Some Emacs Lisp exercises

1. Background: emacs.london

Since mid-last year I've been helping to organise a monthly Emacs event. It's a pretty low-key affair: we hang out in a room, sometimes do hands-on coding, sometimes share things on a screen, and then sometimes go to the pub afterwards.

Our usual format doesn't include speakers. This is partly because the best part of the meetup for us is meeting other attendees - presentations can be hit-or-miss.
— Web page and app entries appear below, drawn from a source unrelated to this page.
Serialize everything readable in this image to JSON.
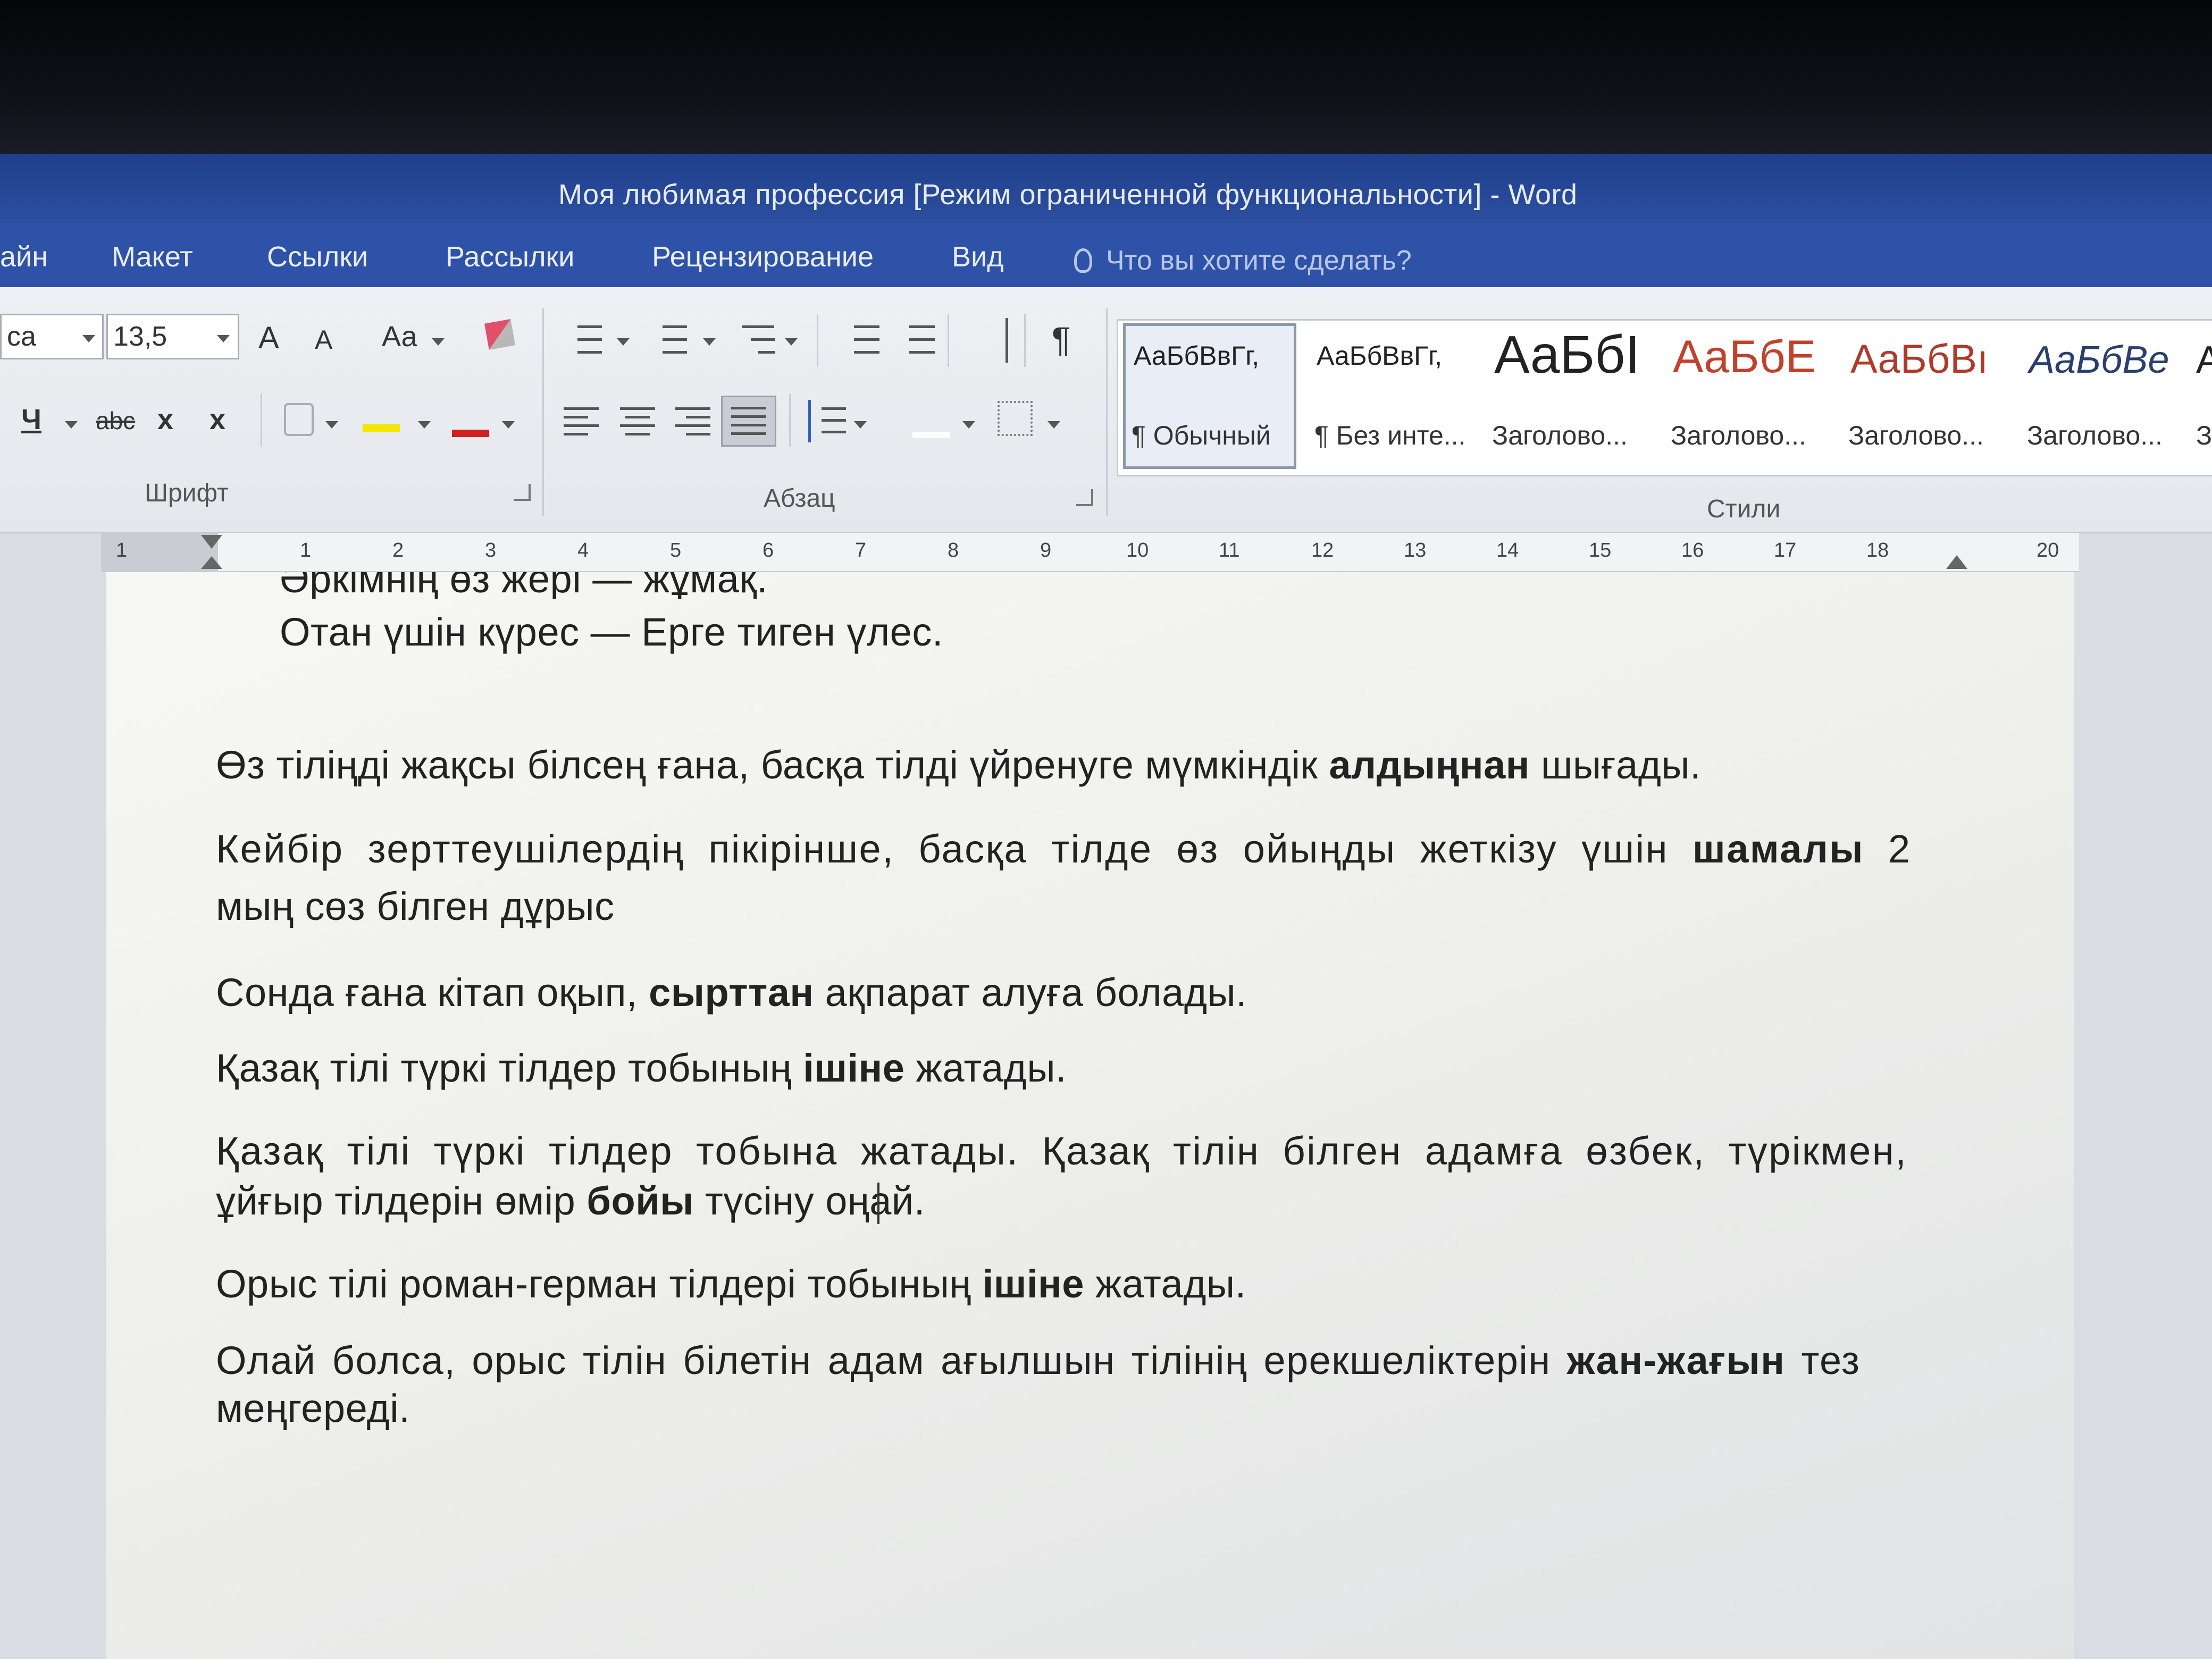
{
  "window": {
    "title": "Моя любимая профессия [Режим ограниченной функциональности] - Word"
  },
  "tabs": {
    "items": [
      "айн",
      "Макет",
      "Ссылки",
      "Рассылки",
      "Рецензирование",
      "Вид"
    ],
    "tell_me": "Что вы хотите сделать?"
  },
  "ribbon": {
    "font": {
      "name": "са",
      "size": "13,5",
      "grow_label": "A",
      "shrink_label": "A",
      "case_label": "Аа",
      "underline_label": "Ч",
      "strike_label": "abc",
      "sub_label": "x",
      "super_label": "x",
      "group_label": "Шрифт"
    },
    "paragraph": {
      "group_label": "Абзац",
      "pilcrow": "¶"
    },
    "styles": {
      "group_label": "Стили",
      "items": [
        {
          "sample": "АаБбВвГг,",
          "name": "¶ Обычный"
        },
        {
          "sample": "АаБбВвГг,",
          "name": "¶ Без инте..."
        },
        {
          "sample": "АаБбI",
          "name": "Заголово..."
        },
        {
          "sample": "АаБбЕ",
          "name": "Заголово..."
        },
        {
          "sample": "АаБбВı",
          "name": "Заголово..."
        },
        {
          "sample": "АаБбВе",
          "name": "Заголово..."
        },
        {
          "sample": "А",
          "name": "З"
        }
      ]
    }
  },
  "ruler": {
    "numbers": [
      "1",
      "1",
      "2",
      "3",
      "4",
      "5",
      "6",
      "7",
      "8",
      "9",
      "10",
      "11",
      "12",
      "13",
      "14",
      "15",
      "16",
      "17",
      "18",
      "20"
    ]
  },
  "document": {
    "partial_line": "Әркімнің өз жері — жұмақ.",
    "line2": "Отан үшін күрес — Ерге тиген үлес.",
    "p1_a": "Өз тіліңді жақсы білсең ғана, басқа тілді үйренуге мүмкіндік ",
    "p1_b": "алдыңнан",
    "p1_c": " шығады.",
    "p2_l1_a": "Кейбір зерттеушілердің пікірінше, басқа тілде өз ойыңды жеткізу үшін ",
    "p2_l1_b": "шамалы",
    "p2_l1_c": " 2",
    "p2_l2": "мың сөз білген дұрыс",
    "p3_a": "Сонда ғана кітап оқып, ",
    "p3_b": "сырттан",
    "p3_c": " ақпарат алуға болады.",
    "p4_a": "Қазақ тілі түркі тілдер тобының ",
    "p4_b": "ішіне",
    "p4_c": " жатады.",
    "p5_l1": "Қазақ тілі түркі тілдер тобына жатады. Қазақ тілін білген адамға өзбек, түрікмен,",
    "p5_l2_a": "ұйғыр тілдерін өмір ",
    "p5_l2_b": "бойы",
    "p5_l2_c": " түсіну оңай.",
    "p6_a": "Орыс тілі роман-герман тілдері тобының ",
    "p6_b": "ішіне",
    "p6_c": " жатады.",
    "p7_l1_a": "Олай болса, орыс тілін білетін адам ағылшын тілінің ерекшеліктерін ",
    "p7_l1_b": "жан-жағын",
    "p7_l1_c": " тез",
    "p7_l2": "меңгереді."
  }
}
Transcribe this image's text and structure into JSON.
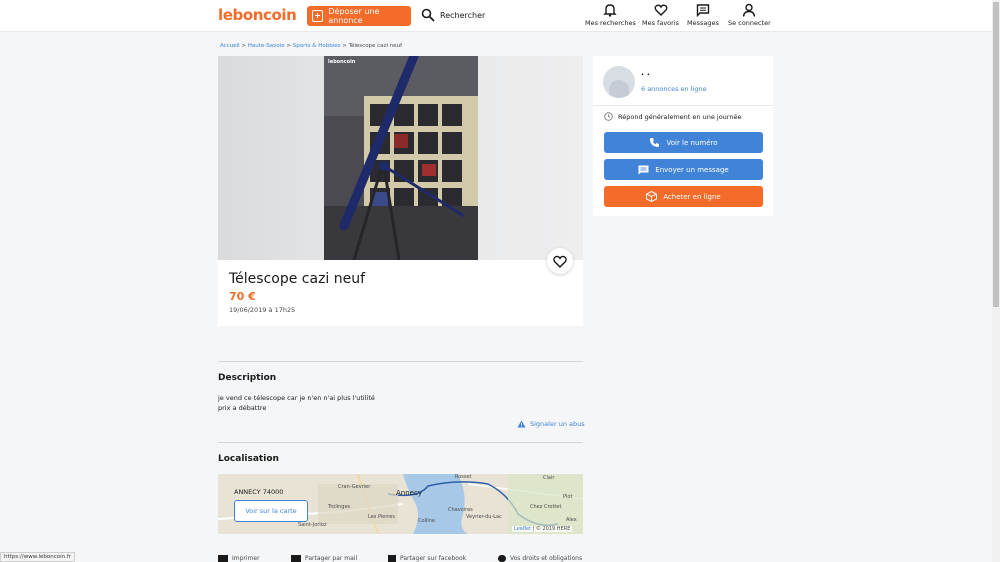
{
  "header": {
    "logo": "leboncoin",
    "post_ad": "Déposer une annonce",
    "search": "Rechercher",
    "nav": {
      "searches": "Mes recherches",
      "favorites": "Mes favoris",
      "messages": "Messages",
      "login": "Se connecter"
    }
  },
  "breadcrumb": {
    "home": "Accueil",
    "region": "Haute-Savoie",
    "category": "Sports & Hobbies",
    "current": "Télescope cazi neuf",
    "sep": ">"
  },
  "photo": {
    "watermark": "leboncoin"
  },
  "ad": {
    "title": "Télescope cazi neuf",
    "price": "70 €",
    "date": "19/06/2019 à 17h25"
  },
  "description": {
    "heading": "Description",
    "line1": "je vend ce télescope car je n'en n'ai plus l'utilité",
    "line2": "prix a débattre",
    "report": "Signaler un abus"
  },
  "location": {
    "heading": "Localisation",
    "city": "ANNECY 74000",
    "map_button": "Voir sur la carte",
    "attribution_link": "Leaflet",
    "attribution_text": "| © 2019 HERE",
    "map_labels": [
      "Annecy",
      "Cran-Gevrier",
      "Veyrier-du-Lac",
      "Chavoires",
      "Alex",
      "Clair",
      "Plot",
      "Trolinges",
      "Colline",
      "Rosset",
      "Chez Crottet",
      "Les Pierres",
      "Saint-Jorioz"
    ]
  },
  "footer": {
    "print": "Imprimer",
    "share_email": "Partager par mail",
    "share_facebook": "Partager sur facebook",
    "rights": "Vos droits et obligations"
  },
  "seller": {
    "name": "· ·",
    "ads": "6 annonces en ligne",
    "respond": "Répond généralement en une journée",
    "btn_number": "Voir le numéro",
    "btn_message": "Envoyer un message",
    "btn_buy": "Acheter en ligne"
  },
  "status_url": "https://www.leboncoin.fr",
  "colors": {
    "brand": "#f56b2a",
    "link": "#4183d7"
  }
}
But it's also because it's a lot of work to arrange speakers for a monthly event, and a low-maintenance format means we can reliably keep it running.

Sometimes though, it can be too unstructured, and it would be nice to be given some direction on what to work on. We thought it would be fun to write some Emacs Lisp exercises to help with these situations, in the spirit of 4clojure.

2. The exercises

You can find the most recent exercises on at https://emacs.london/dojo.html. They're written as a single org-mode file, which you can get directly from github.

3. How it works

The idea is similar to the 4clojure exercises: you should fill in the function labelled __, so that when you execute it, the Pass: message shows t.

Here's the very first exercise. You just have to write a function that transforms the given string into uppercase:

(defun __ (s))

(let* ((result (__ "helloworld"))
       (pass (string= result "HELLOWORLD")))
  (format "Pass:%S\n%S" pass result))

The above code snippet can be executed in org-mode by pressing C-c C-c. When you do this, you'll see the results message added to the buffer:

: Pass:nil
: nil

The Pass:nil indicates that the test failed. The second line shows us the value that our function returned - in this case also nil.

Let's plug in a solution that uses the standard upcase function:

(defun __ (s)
  (upcase s))

(let* ((result (__ "helloworld"))
       (pass (string= result "HELLOWORLD")))
  (format "Pass:%S\n%S" pass result))

Now on execution we see:

: Pass:t

This time we're good.

4. You can contribute on on github

We're still in the early stages of building these materials - we may or may not find them useful over time. More exercises would be welcome though, and I'm sure there are some easy improvements or mistakes that can be corrected.

If you're interested in any of this then you'll be very welcome at the meetup.